↓↓↓

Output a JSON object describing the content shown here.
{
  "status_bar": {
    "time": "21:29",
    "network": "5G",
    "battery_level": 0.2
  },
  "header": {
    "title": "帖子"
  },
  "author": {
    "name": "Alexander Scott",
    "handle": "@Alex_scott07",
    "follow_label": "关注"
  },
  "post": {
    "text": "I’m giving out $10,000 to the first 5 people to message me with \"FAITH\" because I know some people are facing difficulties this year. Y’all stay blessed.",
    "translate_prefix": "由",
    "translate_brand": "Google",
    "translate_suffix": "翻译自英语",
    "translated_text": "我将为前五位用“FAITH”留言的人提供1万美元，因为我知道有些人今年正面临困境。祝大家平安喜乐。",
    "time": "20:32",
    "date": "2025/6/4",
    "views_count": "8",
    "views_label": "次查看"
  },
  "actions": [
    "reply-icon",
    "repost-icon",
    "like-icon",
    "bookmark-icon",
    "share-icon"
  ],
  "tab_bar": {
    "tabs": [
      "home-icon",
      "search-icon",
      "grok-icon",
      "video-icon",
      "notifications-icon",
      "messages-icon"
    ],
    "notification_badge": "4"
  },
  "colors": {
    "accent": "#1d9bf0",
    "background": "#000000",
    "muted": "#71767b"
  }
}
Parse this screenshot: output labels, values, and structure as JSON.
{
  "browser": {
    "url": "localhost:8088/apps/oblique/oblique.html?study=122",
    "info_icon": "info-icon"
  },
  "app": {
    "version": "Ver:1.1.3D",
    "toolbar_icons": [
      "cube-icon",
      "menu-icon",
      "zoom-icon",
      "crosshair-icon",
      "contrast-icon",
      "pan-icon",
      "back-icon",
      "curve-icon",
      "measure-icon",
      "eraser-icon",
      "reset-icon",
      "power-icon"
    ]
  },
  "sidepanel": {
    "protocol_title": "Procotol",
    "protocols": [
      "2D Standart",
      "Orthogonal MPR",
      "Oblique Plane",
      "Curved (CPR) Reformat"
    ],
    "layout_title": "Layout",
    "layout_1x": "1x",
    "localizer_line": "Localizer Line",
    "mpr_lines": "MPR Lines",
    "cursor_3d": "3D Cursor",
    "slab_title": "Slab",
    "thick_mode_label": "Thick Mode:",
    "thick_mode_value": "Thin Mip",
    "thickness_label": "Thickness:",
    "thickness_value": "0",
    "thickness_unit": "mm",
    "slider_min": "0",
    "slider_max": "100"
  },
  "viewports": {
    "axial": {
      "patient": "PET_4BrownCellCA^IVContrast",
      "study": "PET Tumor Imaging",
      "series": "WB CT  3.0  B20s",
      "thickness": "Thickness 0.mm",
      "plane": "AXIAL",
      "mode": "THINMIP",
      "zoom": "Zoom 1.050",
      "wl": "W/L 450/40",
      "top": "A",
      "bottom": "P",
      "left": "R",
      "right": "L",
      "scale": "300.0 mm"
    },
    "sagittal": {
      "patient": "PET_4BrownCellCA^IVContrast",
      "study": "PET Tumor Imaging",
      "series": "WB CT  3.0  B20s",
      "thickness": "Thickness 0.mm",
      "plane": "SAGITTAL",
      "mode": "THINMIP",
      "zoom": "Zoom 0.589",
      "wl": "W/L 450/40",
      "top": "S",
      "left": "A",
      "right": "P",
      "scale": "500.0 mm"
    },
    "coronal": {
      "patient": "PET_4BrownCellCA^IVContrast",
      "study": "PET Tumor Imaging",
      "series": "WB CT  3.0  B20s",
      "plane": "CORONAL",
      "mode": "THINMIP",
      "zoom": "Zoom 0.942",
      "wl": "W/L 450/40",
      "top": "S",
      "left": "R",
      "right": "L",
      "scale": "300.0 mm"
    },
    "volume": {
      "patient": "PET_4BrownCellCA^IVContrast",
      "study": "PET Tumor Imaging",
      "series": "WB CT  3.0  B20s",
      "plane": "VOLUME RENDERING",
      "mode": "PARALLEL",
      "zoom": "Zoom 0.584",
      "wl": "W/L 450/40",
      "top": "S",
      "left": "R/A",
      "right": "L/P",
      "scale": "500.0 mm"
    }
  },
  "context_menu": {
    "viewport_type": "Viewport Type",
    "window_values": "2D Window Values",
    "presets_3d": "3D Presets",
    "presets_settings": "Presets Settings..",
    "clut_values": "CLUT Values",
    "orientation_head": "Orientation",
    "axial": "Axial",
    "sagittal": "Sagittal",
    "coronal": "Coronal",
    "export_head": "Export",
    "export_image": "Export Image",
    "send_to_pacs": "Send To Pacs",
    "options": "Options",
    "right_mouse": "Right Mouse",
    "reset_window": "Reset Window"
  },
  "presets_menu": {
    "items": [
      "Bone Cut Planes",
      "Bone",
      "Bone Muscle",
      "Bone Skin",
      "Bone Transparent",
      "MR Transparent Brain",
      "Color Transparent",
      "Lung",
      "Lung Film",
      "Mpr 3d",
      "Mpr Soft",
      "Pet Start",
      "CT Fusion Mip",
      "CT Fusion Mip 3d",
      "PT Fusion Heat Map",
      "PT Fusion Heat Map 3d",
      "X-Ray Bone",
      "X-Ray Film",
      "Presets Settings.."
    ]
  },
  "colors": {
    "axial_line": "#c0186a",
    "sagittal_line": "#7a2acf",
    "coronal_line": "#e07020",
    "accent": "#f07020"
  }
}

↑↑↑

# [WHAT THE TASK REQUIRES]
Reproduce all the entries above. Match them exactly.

# [OUTPUT FOR THIS TASK]
Output a JSON object describing the content shown here.
{
  "status_bar": {
    "time": "21:29",
    "network": "5G",
    "battery_level": 0.2
  },
  "header": {
    "title": "帖子"
  },
  "author": {
    "name": "Alexander Scott",
    "handle": "@Alex_scott07",
    "follow_label": "关注"
  },
  "post": {
    "text": "I’m giving out $10,000 to the first 5 people to message me with \"FAITH\" because I know some people are facing difficulties this year. Y’all stay blessed.",
    "translate_prefix": "由",
    "translate_brand": "Google",
    "translate_suffix": "翻译自英语",
    "translated_text": "我将为前五位用“FAITH”留言的人提供1万美元，因为我知道有些人今年正面临困境。祝大家平安喜乐。",
    "time": "20:32",
    "date": "2025/6/4",
    "views_count": "8",
    "views_label": "次查看"
  },
  "actions": [
    "reply-icon",
    "repost-icon",
    "like-icon",
    "bookmark-icon",
    "share-icon"
  ],
  "tab_bar": {
    "tabs": [
      "home-icon",
      "search-icon",
      "grok-icon",
      "video-icon",
      "notifications-icon",
      "messages-icon"
    ],
    "notification_badge": "4"
  },
  "colors": {
    "accent": "#1d9bf0",
    "background": "#000000",
    "muted": "#71767b"
  }
}
Parse this screenshot: output labels, values, and structure as JSON.
{
  "browser": {
    "url": "localhost:8088/apps/oblique/oblique.html?study=122",
    "info_icon": "info-icon"
  },
  "app": {
    "version": "Ver:1.1.3D",
    "toolbar_icons": [
      "cube-icon",
      "menu-icon",
      "zoom-icon",
      "crosshair-icon",
      "contrast-icon",
      "pan-icon",
      "back-icon",
      "curve-icon",
      "measure-icon",
      "eraser-icon",
      "reset-icon",
      "power-icon"
    ]
  },
  "sidepanel": {
    "protocol_title": "Procotol",
    "protocols": [
      "2D Standart",
      "Orthogonal MPR",
      "Oblique Plane",
      "Curved (CPR) Reformat"
    ],
    "layout_title": "Layout",
    "layout_1x": "1x",
    "localizer_line": "Localizer Line",
    "mpr_lines": "MPR Lines",
    "cursor_3d": "3D Cursor",
    "slab_title": "Slab",
    "thick_mode_label": "Thick Mode:",
    "thick_mode_value": "Thin Mip",
    "thickness_label": "Thickness:",
    "thickness_value": "0",
    "thickness_unit": "mm",
    "slider_min": "0",
    "slider_max": "100"
  },
  "viewports": {
    "axial": {
      "patient": "PET_4BrownCellCA^IVContrast",
      "study": "PET Tumor Imaging",
      "series": "WB CT  3.0  B20s",
      "thickness": "Thickness 0.mm",
      "plane": "AXIAL",
      "mode": "THINMIP",
      "zoom": "Zoom 1.050",
      "wl": "W/L 450/40",
      "top": "A",
      "bottom": "P",
      "left": "R",
      "right": "L",
      "scale": "300.0 mm"
    },
    "sagittal": {
      "patient": "PET_4BrownCellCA^IVContrast",
      "study": "PET Tumor Imaging",
      "series": "WB CT  3.0  B20s",
      "thickness": "Thickness 0.mm",
      "plane": "SAGITTAL",
      "mode": "THINMIP",
      "zoom": "Zoom 0.589",
      "wl": "W/L 450/40",
      "top": "S",
      "left": "A",
      "right": "P",
      "scale": "500.0 mm"
    },
    "coronal": {
      "patient": "PET_4BrownCellCA^IVContrast",
      "study": "PET Tumor Imaging",
      "series": "WB CT  3.0  B20s",
      "plane": "CORONAL",
      "mode": "THINMIP",
      "zoom": "Zoom 0.942",
      "wl": "W/L 450/40",
      "top": "S",
      "left": "R",
      "right": "L",
      "scale": "300.0 mm"
    },
    "volume": {
      "patient": "PET_4BrownCellCA^IVContrast",
      "study": "PET Tumor Imaging",
      "series": "WB CT  3.0  B20s",
      "plane": "VOLUME RENDERING",
      "mode": "PARALLEL",
      "zoom": "Zoom 0.584",
      "wl": "W/L 450/40",
      "top": "S",
      "left": "R/A",
      "right": "L/P",
      "scale": "500.0 mm"
    }
  },
  "context_menu": {
    "viewport_type": "Viewport Type",
    "window_values": "2D Window Values",
    "presets_3d": "3D Presets",
    "presets_settings": "Presets Settings..",
    "clut_values": "CLUT Values",
    "orientation_head": "Orientation",
    "axial": "Axial",
    "sagittal": "Sagittal",
    "coronal": "Coronal",
    "export_head": "Export",
    "export_image": "Export Image",
    "send_to_pacs": "Send To Pacs",
    "options": "Options",
    "right_mouse": "Right Mouse",
    "reset_window": "Reset Window"
  },
  "presets_menu": {
    "items": [
      "Bone Cut Planes",
      "Bone",
      "Bone Muscle",
      "Bone Skin",
      "Bone Transparent",
      "MR Transparent Brain",
      "Color Transparent",
      "Lung",
      "Lung Film",
      "Mpr 3d",
      "Mpr Soft",
      "Pet Start",
      "CT Fusion Mip",
      "CT Fusion Mip 3d",
      "PT Fusion Heat Map",
      "PT Fusion Heat Map 3d",
      "X-Ray Bone",
      "X-Ray Film",
      "Presets Settings.."
    ]
  },
  "colors": {
    "axial_line": "#c0186a",
    "sagittal_line": "#7a2acf",
    "coronal_line": "#e07020",
    "accent": "#f07020"
  }
}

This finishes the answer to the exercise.